Which Joe gave his name to ‘sloppy joes’? We look at five interesting sandwiches and their lexical origins.
The leader of the ruling political party in some regions or countries.
- ‘McConnell, the first minister, has staked his political future on making a success of a ban on smoking in all public places.’
- ‘Scotland's first minister insists justice was his government's only consideration.’
- ‘Less lovely was the Scottish first minister, Jack McConnell.’
- ‘He is first minister of a cabinet in a parliamentary democracy.’
- ‘Gordon Brown, the most powerful Chancellor in British history, had been snubbed by Scotland's first minister.’
- ‘We can't really understand why the first minister won't meet with us.’
- ‘The Scotland Act obliges MSPs to elect a new first minister within 28 days of the departure of his predecessor.’
- ‘Senior church figures have accused the first minister of making a grave misjudgment.’
- ‘Current ministers, including Jack McConnell, the first minister, are expected to escape serious criticism.’
- ‘Martin McGuinness, Northern Ireland's deputy first minister, branded the attackers " racist criminals ".’
- ‘The deputy first minister Jim Wallace has staked his credibility on this interpretation.’

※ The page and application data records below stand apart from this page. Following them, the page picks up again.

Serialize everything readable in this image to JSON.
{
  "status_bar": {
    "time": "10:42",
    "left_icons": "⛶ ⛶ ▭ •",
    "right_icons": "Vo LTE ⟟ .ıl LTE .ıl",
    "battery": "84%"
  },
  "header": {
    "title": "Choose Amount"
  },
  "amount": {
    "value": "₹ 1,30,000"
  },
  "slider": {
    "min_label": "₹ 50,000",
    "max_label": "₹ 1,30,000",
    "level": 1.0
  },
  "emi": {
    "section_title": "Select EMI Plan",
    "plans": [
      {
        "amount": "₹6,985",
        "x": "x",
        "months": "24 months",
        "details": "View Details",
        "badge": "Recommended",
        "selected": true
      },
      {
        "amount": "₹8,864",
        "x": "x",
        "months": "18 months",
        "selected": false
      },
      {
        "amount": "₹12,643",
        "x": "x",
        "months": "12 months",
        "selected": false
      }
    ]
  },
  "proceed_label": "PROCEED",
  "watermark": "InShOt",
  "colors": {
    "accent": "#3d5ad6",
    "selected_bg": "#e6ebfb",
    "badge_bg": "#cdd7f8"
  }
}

- ‘He is due to be formally sworn in as first minister on Thursday.’
- ‘Then along came Livingstone, a man whose fondness for lizards no doubt helped him strike an instant rapport with the beleaguered first minister.’
- ‘Unsurprisingly, some furious local activists in response argued that what was needed was better first ministers.’
- ‘Three years ago, Scotland's first minister resigned in a row over office expenses.’
- ‘High praise indeed from Rhodri Morgan, Welsh first minister.’
- ‘Both announcements were made in the constituency of Northern Ireland's first minister, Peter Robinson.’
- ‘Jack is the first minister of the Scottish Parliament with a salary of £ 118,000 a year.’
- ‘Jack McConnell, Scotland's first minister, tried to draw a line under the fiasco.’
- ‘Jack McConnell, the first minister, said he was "disappointed" at the decision.’
We take a look at several popular, though confusing, punctuation marks.
From Afghanistan to Zimbabwe, discover surprising and intriguing language facts from around the globe.
The definitions of ‘buddy’ and ‘bro’ in the OED have recently been revised. We explore their history and increase in popularity.